As this is a more complex oscillator at first sight, I’ve kept the discussion of it until after the basic oscillators. The name, Moving Average Convergence/Divergence, is usually shortened to MACD, which can be pronounced mac-dee. This was invented by Gerald Appel, and it combines the function of an oscillator with a crossover system to give trading signals. As suggested by the name, it is based on moving averages, which we discussed in the last chapter. Here is the same chart with the MACD on the bottom:

This is the full version of the MACD, which includes the little histogram bars in green. Looking first at the lines, the solid line plots the difference between two exponential moving averages, in this example the EMA(13) and the EMA(26). As we saw previously, the crossing of two moving averages can be taken as a signal to buy or sell, although it tends to lag a little behind the price action. As the solid line plots the difference between two moving averages, when it crosses the zero line the averages are the same, which would be a crossing point on the price chart. You could do the same thing by plotting the moving averages and seeing where they cross.

So the solid line is a plot of the convergence and divergence of these two moving averages, hence the name. But to take it one stage further, Appel decided to see how much the convergence and divergence was varying by plotting a moving average of the MACD line. This is represented by the dashed line, which is a nine day exponential moving average, EMA(9), of the MACD line (not the price line). If you use this line as a signal line, it anticipates the MACD line crossing zero, and gives an earlier signal without the lag of the double crossover method.

So one use of the MACD indicator is to go long when the MACD line crosses above the signal line, and to take a short position when the MACD line crosses below. Just by looking at the chart, you can see that this would generally put you on the right side of the trade.

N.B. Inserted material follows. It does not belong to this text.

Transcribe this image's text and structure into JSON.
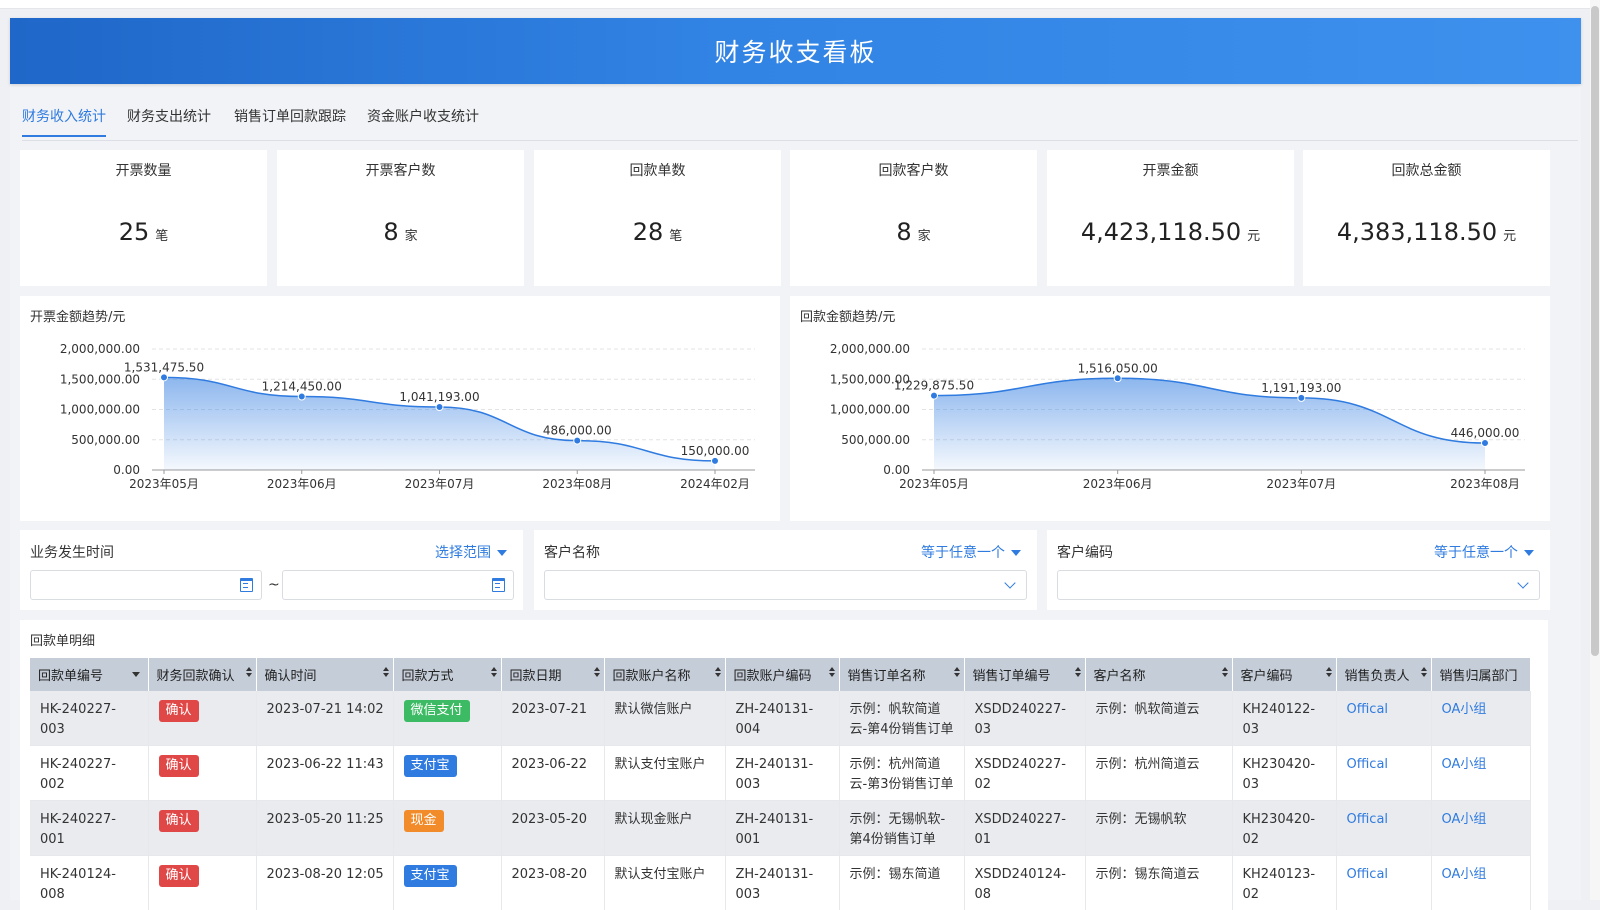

But as the MACD line goes above and below zero, it is also an oscillator that indicates overbought and oversold conditions. There is not a set extreme level, but when it is high it indicates overbought, and when it is low it shows the market is oversold. So the best buy signals occur when the lines are well below zero, and the best sell signals when the lines cross high on the chart.

Some examples of clear trades indicated by the MACD on this chart are taking a long position in March, a short position in the middle of April and the end of June, a short position in the middle of October and possibly November, and a long position at the right-hand edge, in February 2010. With the exception of the short trade in April which does not last very long, you can see that the MACD would have given good results overall.

As for the green histogram bars, these plot the difference between the two MACD lines. When the histogram crosses zero, it shows the MACD lines are crossing, which is the trading signal. That is just duplicating information, but the value of the histograms is in noting that when the bars start reducing in length it shows that the MACD lines are getting closer to crossing. It gives you early warning so that you can prepare to trade.